Excerpts from an interface dataset
»»
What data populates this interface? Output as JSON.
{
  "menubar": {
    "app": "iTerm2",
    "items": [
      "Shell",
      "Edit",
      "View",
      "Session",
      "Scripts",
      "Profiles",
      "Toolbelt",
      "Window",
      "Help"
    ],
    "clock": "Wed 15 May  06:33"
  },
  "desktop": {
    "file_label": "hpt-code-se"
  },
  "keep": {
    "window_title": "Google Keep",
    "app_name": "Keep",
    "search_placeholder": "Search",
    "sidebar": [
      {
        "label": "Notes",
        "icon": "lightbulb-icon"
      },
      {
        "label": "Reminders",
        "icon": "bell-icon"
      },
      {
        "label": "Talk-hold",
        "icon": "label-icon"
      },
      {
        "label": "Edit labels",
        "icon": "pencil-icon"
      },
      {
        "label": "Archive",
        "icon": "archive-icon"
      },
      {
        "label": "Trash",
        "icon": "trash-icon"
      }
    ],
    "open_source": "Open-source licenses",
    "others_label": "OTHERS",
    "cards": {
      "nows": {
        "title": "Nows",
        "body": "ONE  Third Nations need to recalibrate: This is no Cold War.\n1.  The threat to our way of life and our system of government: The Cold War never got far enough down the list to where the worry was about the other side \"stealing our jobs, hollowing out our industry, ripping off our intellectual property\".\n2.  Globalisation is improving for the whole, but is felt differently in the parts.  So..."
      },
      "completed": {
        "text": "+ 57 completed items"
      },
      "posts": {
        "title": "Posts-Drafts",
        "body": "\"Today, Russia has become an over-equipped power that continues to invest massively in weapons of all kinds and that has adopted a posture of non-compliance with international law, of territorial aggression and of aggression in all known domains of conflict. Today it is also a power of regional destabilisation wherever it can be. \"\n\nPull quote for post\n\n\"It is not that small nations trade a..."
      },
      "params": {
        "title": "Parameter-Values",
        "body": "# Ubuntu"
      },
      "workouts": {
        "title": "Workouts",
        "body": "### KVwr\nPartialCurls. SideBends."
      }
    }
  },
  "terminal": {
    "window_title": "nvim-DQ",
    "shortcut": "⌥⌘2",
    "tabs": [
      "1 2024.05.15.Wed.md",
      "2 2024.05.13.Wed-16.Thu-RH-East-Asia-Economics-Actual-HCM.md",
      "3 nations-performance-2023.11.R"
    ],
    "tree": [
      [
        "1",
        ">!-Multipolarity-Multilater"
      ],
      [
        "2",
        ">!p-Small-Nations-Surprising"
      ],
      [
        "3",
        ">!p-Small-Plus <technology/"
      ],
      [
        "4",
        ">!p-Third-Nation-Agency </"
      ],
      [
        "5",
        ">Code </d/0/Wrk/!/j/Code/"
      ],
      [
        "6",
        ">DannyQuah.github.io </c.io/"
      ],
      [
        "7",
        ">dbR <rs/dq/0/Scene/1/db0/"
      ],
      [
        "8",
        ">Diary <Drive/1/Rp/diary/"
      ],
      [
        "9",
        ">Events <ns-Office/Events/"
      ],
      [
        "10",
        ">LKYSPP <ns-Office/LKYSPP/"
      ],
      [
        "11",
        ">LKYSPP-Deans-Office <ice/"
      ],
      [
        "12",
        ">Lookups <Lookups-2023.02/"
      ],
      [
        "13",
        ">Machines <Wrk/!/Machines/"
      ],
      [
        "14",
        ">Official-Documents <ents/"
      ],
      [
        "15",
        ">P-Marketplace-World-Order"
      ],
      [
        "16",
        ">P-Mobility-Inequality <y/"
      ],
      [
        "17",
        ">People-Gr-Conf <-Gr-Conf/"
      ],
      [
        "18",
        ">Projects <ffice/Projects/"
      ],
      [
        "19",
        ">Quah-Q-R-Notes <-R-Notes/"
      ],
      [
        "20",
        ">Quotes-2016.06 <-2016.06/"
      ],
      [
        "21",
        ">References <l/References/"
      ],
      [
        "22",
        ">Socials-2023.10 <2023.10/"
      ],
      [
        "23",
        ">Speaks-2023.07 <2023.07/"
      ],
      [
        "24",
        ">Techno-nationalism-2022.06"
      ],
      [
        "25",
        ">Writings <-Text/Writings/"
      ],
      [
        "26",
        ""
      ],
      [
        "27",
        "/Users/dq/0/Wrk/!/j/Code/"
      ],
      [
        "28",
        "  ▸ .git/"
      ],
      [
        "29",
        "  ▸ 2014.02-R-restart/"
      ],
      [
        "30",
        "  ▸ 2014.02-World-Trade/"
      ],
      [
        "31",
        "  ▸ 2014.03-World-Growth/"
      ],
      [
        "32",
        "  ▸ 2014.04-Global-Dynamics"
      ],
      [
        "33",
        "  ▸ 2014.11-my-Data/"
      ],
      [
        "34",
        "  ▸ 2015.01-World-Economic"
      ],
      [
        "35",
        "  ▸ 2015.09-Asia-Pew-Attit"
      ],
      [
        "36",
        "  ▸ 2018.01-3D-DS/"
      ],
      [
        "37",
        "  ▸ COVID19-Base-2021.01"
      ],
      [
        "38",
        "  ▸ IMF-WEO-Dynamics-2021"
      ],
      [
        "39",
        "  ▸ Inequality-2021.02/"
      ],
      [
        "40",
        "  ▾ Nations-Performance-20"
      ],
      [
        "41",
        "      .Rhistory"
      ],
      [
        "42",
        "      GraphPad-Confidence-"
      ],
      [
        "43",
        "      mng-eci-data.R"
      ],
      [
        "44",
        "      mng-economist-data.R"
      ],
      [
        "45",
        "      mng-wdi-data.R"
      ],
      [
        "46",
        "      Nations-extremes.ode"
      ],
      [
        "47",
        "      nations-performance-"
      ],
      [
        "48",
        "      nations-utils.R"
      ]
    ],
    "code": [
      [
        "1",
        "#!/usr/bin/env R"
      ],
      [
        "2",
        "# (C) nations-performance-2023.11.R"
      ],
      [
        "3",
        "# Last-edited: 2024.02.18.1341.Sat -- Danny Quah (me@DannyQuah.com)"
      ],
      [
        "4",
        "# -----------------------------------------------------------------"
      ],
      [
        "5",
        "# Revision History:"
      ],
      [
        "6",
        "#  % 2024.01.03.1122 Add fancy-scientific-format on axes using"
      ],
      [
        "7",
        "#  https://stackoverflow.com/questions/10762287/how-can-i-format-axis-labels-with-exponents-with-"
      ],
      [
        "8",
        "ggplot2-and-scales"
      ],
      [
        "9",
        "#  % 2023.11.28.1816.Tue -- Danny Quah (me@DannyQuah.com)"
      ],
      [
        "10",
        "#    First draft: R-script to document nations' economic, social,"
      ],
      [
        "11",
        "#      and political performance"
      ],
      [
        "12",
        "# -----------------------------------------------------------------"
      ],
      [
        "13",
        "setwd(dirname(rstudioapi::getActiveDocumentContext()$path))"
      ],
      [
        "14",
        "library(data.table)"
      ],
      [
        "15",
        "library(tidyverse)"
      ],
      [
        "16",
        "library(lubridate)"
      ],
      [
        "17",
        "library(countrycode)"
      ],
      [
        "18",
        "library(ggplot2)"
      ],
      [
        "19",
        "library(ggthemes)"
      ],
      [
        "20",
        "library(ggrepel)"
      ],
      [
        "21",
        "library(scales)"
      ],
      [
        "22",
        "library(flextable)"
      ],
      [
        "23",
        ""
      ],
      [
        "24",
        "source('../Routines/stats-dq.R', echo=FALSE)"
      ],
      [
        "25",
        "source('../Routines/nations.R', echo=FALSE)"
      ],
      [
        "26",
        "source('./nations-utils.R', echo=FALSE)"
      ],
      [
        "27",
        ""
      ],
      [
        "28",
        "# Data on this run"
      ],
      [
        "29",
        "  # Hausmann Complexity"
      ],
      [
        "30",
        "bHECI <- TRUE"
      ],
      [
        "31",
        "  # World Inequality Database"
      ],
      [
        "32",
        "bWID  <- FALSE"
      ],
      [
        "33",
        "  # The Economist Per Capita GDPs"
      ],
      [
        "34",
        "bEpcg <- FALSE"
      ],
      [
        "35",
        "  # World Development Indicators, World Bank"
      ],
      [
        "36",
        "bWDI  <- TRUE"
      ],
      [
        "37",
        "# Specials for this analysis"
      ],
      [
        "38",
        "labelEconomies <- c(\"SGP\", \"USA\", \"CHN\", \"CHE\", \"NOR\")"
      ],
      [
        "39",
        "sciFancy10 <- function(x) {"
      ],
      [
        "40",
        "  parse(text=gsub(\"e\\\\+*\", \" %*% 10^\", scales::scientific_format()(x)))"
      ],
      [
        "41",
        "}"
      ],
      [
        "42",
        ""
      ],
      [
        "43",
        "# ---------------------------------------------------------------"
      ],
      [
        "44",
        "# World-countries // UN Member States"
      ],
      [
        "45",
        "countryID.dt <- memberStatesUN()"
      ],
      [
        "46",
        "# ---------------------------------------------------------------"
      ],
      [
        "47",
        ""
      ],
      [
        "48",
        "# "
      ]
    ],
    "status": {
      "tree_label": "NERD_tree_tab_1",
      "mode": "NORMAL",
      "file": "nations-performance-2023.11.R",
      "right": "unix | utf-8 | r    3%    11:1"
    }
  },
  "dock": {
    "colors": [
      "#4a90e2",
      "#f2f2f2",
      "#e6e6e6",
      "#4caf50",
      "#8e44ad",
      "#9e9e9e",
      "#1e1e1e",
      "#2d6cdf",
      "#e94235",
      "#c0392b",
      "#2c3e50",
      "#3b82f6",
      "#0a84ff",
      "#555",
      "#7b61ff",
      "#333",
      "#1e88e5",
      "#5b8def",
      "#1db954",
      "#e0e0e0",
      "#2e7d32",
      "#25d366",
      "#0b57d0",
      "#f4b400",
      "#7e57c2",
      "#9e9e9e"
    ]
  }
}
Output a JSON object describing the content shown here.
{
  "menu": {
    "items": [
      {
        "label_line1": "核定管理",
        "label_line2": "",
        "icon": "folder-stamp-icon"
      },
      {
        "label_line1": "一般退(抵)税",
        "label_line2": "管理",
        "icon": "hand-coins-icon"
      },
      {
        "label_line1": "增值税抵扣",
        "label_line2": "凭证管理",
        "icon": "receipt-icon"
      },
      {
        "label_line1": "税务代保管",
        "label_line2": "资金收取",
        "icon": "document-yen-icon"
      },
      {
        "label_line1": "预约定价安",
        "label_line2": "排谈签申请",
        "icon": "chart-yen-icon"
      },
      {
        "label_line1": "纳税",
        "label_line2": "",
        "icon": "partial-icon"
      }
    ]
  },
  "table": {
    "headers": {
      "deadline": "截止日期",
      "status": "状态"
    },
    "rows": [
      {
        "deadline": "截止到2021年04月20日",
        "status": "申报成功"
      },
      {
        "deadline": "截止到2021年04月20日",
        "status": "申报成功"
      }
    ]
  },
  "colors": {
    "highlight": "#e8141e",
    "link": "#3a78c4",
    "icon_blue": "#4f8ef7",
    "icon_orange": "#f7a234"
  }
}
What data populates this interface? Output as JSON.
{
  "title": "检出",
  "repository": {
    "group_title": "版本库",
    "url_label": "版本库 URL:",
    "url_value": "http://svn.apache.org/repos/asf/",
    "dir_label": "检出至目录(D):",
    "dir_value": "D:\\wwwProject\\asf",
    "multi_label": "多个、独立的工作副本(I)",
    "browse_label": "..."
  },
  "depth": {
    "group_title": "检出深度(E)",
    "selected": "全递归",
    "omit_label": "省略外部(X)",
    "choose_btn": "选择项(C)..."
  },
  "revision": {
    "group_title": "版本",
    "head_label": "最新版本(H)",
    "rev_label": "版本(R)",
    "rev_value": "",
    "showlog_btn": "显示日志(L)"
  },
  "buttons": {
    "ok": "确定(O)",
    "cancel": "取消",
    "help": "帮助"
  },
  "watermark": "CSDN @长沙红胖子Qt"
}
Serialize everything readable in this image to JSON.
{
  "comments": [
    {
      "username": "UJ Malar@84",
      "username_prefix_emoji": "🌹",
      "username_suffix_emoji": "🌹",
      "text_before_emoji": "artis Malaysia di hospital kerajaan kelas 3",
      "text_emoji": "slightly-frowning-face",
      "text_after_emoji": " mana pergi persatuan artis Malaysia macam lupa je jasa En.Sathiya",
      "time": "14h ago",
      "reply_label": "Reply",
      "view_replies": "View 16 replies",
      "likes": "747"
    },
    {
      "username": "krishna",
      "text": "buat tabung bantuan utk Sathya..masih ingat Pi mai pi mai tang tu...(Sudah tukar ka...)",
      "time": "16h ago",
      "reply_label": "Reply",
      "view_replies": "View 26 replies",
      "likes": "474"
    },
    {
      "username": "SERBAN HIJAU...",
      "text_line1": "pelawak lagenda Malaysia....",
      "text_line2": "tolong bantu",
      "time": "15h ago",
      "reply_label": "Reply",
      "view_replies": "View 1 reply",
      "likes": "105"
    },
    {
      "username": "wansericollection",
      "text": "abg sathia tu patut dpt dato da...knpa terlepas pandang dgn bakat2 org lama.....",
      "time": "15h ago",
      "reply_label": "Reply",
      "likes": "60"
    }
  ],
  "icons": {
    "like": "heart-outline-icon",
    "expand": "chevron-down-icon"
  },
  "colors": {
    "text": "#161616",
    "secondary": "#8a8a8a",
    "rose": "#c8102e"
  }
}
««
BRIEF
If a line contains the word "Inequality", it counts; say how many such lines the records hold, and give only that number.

TASK RESPONSE
3